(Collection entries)
○ ○ ○
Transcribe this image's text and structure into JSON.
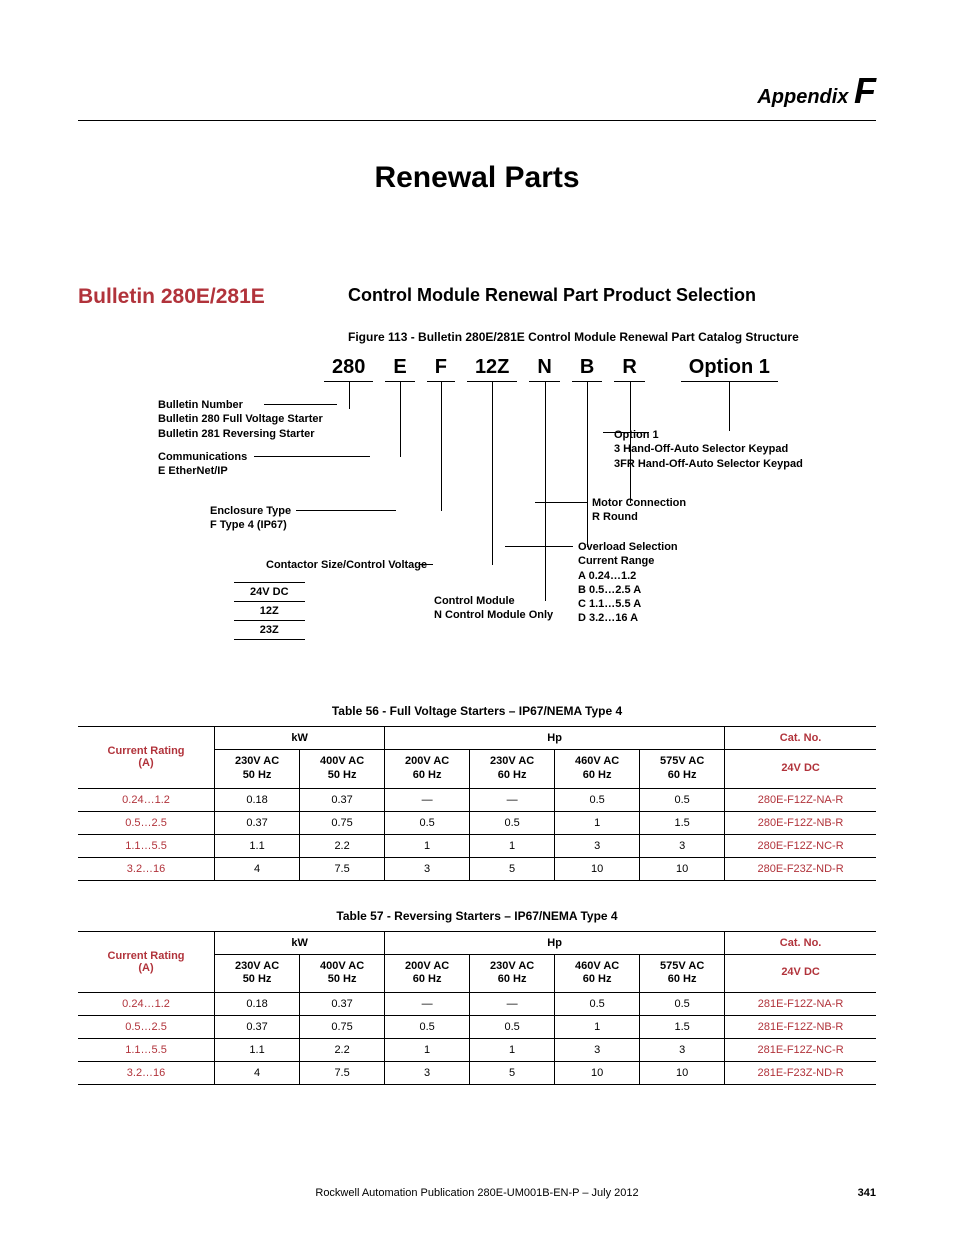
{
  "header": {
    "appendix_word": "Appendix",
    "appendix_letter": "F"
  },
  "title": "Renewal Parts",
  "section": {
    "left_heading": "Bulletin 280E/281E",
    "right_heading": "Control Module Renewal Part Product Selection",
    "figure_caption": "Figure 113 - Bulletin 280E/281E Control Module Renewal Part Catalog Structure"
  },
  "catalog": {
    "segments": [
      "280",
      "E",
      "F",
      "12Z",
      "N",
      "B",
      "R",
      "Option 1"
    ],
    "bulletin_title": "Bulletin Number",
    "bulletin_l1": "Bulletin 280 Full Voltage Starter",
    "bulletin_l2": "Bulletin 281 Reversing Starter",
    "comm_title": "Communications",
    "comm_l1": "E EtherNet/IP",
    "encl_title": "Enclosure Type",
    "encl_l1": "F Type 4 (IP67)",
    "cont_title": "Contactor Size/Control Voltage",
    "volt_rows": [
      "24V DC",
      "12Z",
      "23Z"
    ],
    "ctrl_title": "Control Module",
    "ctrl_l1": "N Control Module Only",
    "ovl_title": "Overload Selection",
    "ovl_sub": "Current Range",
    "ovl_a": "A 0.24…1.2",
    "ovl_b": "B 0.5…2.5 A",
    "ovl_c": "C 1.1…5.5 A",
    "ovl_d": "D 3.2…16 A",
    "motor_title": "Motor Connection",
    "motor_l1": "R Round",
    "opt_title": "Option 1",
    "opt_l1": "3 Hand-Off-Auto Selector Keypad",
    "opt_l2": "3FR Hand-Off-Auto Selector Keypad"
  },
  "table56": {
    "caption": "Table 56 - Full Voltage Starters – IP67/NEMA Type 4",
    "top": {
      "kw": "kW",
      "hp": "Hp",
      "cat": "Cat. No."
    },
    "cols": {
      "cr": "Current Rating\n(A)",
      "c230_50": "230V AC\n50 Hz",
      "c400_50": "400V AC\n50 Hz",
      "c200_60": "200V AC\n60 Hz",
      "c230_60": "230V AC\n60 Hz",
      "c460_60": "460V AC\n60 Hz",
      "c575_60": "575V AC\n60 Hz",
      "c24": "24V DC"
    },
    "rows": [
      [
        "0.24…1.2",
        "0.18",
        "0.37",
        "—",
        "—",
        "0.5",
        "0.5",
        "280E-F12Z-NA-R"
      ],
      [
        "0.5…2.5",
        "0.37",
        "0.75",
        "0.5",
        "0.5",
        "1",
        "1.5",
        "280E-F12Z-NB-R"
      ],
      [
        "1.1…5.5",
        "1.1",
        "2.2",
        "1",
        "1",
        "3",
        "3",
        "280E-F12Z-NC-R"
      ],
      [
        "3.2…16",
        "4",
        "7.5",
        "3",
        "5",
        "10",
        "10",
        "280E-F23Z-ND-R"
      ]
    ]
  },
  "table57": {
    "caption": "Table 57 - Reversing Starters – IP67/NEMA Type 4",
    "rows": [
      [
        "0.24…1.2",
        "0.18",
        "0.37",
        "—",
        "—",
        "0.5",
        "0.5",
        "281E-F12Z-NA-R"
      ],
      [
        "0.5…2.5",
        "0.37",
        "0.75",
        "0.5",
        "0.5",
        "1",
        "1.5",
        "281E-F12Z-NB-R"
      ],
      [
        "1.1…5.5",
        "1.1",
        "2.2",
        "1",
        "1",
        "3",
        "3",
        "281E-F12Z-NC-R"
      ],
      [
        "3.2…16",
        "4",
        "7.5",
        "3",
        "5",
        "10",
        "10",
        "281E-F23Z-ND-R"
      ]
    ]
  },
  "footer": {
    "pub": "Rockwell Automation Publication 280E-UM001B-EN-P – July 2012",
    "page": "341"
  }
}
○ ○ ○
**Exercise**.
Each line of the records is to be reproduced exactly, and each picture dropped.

**Solution**.
Transcribe this image's text and structure into JSON.
{
  "header": {
    "appendix_word": "Appendix",
    "appendix_letter": "F"
  },
  "title": "Renewal Parts",
  "section": {
    "left_heading": "Bulletin 280E/281E",
    "right_heading": "Control Module Renewal Part Product Selection",
    "figure_caption": "Figure 113 - Bulletin 280E/281E Control Module Renewal Part Catalog Structure"
  },
  "catalog": {
    "segments": [
      "280",
      "E",
      "F",
      "12Z",
      "N",
      "B",
      "R",
      "Option 1"
    ],
    "bulletin_title": "Bulletin Number",
    "bulletin_l1": "Bulletin 280 Full Voltage Starter",
    "bulletin_l2": "Bulletin 281 Reversing Starter",
    "comm_title": "Communications",
    "comm_l1": "E EtherNet/IP",
    "encl_title": "Enclosure Type",
    "encl_l1": "F Type 4 (IP67)",
    "cont_title": "Contactor Size/Control Voltage",
    "volt_rows": [
      "24V DC",
      "12Z",
      "23Z"
    ],
    "ctrl_title": "Control Module",
    "ctrl_l1": "N Control Module Only",
    "ovl_title": "Overload Selection",
    "ovl_sub": "Current Range",
    "ovl_a": "A 0.24…1.2",
    "ovl_b": "B 0.5…2.5 A",
    "ovl_c": "C 1.1…5.5 A",
    "ovl_d": "D 3.2…16 A",
    "motor_title": "Motor Connection",
    "motor_l1": "R Round",
    "opt_title": "Option 1",
    "opt_l1": "3 Hand-Off-Auto Selector Keypad",
    "opt_l2": "3FR Hand-Off-Auto Selector Keypad"
  },
  "table56": {
    "caption": "Table 56 - Full Voltage Starters – IP67/NEMA Type 4",
    "top": {
      "kw": "kW",
      "hp": "Hp",
      "cat": "Cat. No."
    },
    "cols": {
      "cr": "Current Rating\n(A)",
      "c230_50": "230V AC\n50 Hz",
      "c400_50": "400V AC\n50 Hz",
      "c200_60": "200V AC\n60 Hz",
      "c230_60": "230V AC\n60 Hz",
      "c460_60": "460V AC\n60 Hz",
      "c575_60": "575V AC\n60 Hz",
      "c24": "24V DC"
    },
    "rows": [
      [
        "0.24…1.2",
        "0.18",
        "0.37",
        "—",
        "—",
        "0.5",
        "0.5",
        "280E-F12Z-NA-R"
      ],
      [
        "0.5…2.5",
        "0.37",
        "0.75",
        "0.5",
        "0.5",
        "1",
        "1.5",
        "280E-F12Z-NB-R"
      ],
      [
        "1.1…5.5",
        "1.1",
        "2.2",
        "1",
        "1",
        "3",
        "3",
        "280E-F12Z-NC-R"
      ],
      [
        "3.2…16",
        "4",
        "7.5",
        "3",
        "5",
        "10",
        "10",
        "280E-F23Z-ND-R"
      ]
    ]
  },
  "table57": {
    "caption": "Table 57 - Reversing Starters – IP67/NEMA Type 4",
    "rows": [
      [
        "0.24…1.2",
        "0.18",
        "0.37",
        "—",
        "—",
        "0.5",
        "0.5",
        "281E-F12Z-NA-R"
      ],
      [
        "0.5…2.5",
        "0.37",
        "0.75",
        "0.5",
        "0.5",
        "1",
        "1.5",
        "281E-F12Z-NB-R"
      ],
      [
        "1.1…5.5",
        "1.1",
        "2.2",
        "1",
        "1",
        "3",
        "3",
        "281E-F12Z-NC-R"
      ],
      [
        "3.2…16",
        "4",
        "7.5",
        "3",
        "5",
        "10",
        "10",
        "281E-F23Z-ND-R"
      ]
    ]
  },
  "footer": {
    "pub": "Rockwell Automation Publication 280E-UM001B-EN-P – July 2012",
    "page": "341"
  }
}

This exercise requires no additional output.